Aviation history : Human flights with balloons


Flying boat by Francesco de Lana-Terzi

In the 17th century, an Italian Jesuit priest named Francesco de Lana-Terzi was the one who forecast how man would eventually cut the bonds of gravity.  He believed correctly that a vessel containing no air was lighter than one that did; in 1670, he completed the first proper design for a lighter-than-air craft, comprising a boat hull with mast and sail borne up by four tethered paper-thin copper spheres from which all the air had to be extracted. In fact, Lana did not perceive the most serious shortcoming in his proposal: atmosphere pressure would have crushed the flimsy copper vacuum spheres.


Portugal – 9 November 1983

Bartolomeu de Gusmão


Lana’s work represented the first scientific effort to design a lighter-than-air craft; in fact, he conceived the forerunner of the balloon that was to come during the 18th century.


On 8 August 1709, the Portuguese Brazilian-born Jesuit, Father Bartolomeu Lourenço de Gusmão, demonstrated a model hot-air balloon before King John V of Portugal; the rounded envelope of thick paper was inflated by heated air from burning materials carried in a suspended earthenware bowl.


Although he never succeeded with a full-scale model, De Gusmão’s demonstration was a perfect miniature blueprint for the larger hot-air balloons that appeared almost three quarters of a century later with the French Montgolfier brothers, Joseph and Etienne. The first public demonstration of a hot-air balloon by the Montgolfier brothers was made on 4 June 1783; when released, the balloon of linen and paper rose to a height of 300m and flew for over a mile. On 19 September of the same year, they conducted a royal demonstration in Versailles, in the presence of King Louis XVI and Queen Marie-Antoinette; three passengers - a cock, a duck and a sheep - were carried in a wicker basket as guinea-pigs in order to test the effect of high altitude on live creatures. With the successful demonstration at Versailles, Etienne started construction of a 2,200-cubic-meter balloon for the purpose of making flights with humans. The balloon was tested in tethered or captive flights on 15 October by Jean-François Pilâtre de Rozier, a twenty-six-year-old physician, who offered his services. On 21 November 1783, the first free (untethered) flight by humans was made by Pilâtre, together with the Marquis François-Laurent d’Arlandes; they landed five miles away, some twenty-five minutes after launching, reaching a height of 900 meters. The balloon was propelled by an iron furnace.

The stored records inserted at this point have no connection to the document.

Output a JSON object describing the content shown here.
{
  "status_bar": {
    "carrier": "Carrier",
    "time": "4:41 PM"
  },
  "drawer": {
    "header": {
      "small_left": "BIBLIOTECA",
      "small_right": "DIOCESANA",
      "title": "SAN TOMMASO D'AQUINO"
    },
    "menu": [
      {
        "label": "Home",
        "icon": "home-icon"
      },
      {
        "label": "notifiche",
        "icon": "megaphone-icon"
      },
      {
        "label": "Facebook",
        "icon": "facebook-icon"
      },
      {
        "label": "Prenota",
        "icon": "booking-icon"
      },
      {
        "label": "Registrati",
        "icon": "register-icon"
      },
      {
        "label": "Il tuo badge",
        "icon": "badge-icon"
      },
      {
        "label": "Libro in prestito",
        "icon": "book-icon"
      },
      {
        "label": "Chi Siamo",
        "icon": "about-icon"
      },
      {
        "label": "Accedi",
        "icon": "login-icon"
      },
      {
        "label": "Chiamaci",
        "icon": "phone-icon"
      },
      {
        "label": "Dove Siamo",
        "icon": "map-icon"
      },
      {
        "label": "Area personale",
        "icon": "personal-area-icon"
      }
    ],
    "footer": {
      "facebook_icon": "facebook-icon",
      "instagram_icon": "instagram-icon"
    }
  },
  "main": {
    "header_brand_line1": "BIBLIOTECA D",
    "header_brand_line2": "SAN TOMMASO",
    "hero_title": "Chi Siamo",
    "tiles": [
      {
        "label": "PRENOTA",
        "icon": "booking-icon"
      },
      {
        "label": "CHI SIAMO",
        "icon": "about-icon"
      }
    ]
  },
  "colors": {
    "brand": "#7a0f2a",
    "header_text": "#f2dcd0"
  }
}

One of the old dreams of humankind then had been realized, taken from testing a concept to a real flight in the span of one year. That event is often considered the first time humankind flew, more than a century before the Wright Brothers took to the skies.


A period of balloon madness ensued the first manned flight, especially with the hydrogen balloons which slowly took prominence and offered greater possibilities. Less than two weeks after the ground-breaking Montgolfier flight, Frenchman Jacques Charles made the first untethered ascension with gas hydrogen balloon on 1 December 1783. In addition to being a vehicle of pleasure, balloons became also used for military purposes, i.e. as observation/reconnaissance platforms and for bombardments. Balloonists had solved only one of manned flight’s problems, i.e. lifting from the ground; but they were still unable to direct the course of their aerials travels.


With the emergence of new materials and propane-gas flame as heating agent, colorful and popular hot-air balloons have staged a remarkable comeback as a popular sport. Hot-air balloons became know as Montgolfières and hydrogen balloons as Charlières.


The bicentennial of human flight with balloons was celebrated at ICAO with an exhibition displaying major events in the history of flight as well as future prospects of space techniques for civil aviation. Several art works and historical posters on aviation were on view including a Gobelins tapestry on The History of Flight donated to ICAO by France in 1975, and children’s art works from some 30 countries which were selected as a result of an international children’s art contest under the general theme of A World that Moves on Wings launched on the occasion of the International Year of the Child in 1978 and the 75th anniversary of the first heavier-than-air engine-powered flight.


Somalia – 31 December 1977 - 30th Anniversary of ICAO

Montgolfier highly decorated hot-air balloon,

as per flight on 21 November 1783.


Guyana – 26 October 1984 - 40th Anniversary of ICAO

Sheetlet of 25 stamps with serial number.

The original issue of 1980 was later overprinted twice.

The first overprint was for the bicentennial of the first manned flight (1783‑1983) and the 20th anniversary of Guyana Airways.

The second overprint was for the 40th anniversary of ICAO.

 The three letters correspond to IATA airport codes in Guyana.

The main airport, Timehri International, is near Georgetown.

Note that Mont Golfier should be written in one word: Montgolfier.


Uganda – 29 October 1984 – 40th Anniversary of ICAO

Hot‑air balloons race  


One of the seven children’s drawings, resulting from the international art contest, shown at ICAO Headquarters on the fifth floor of the Conference Center.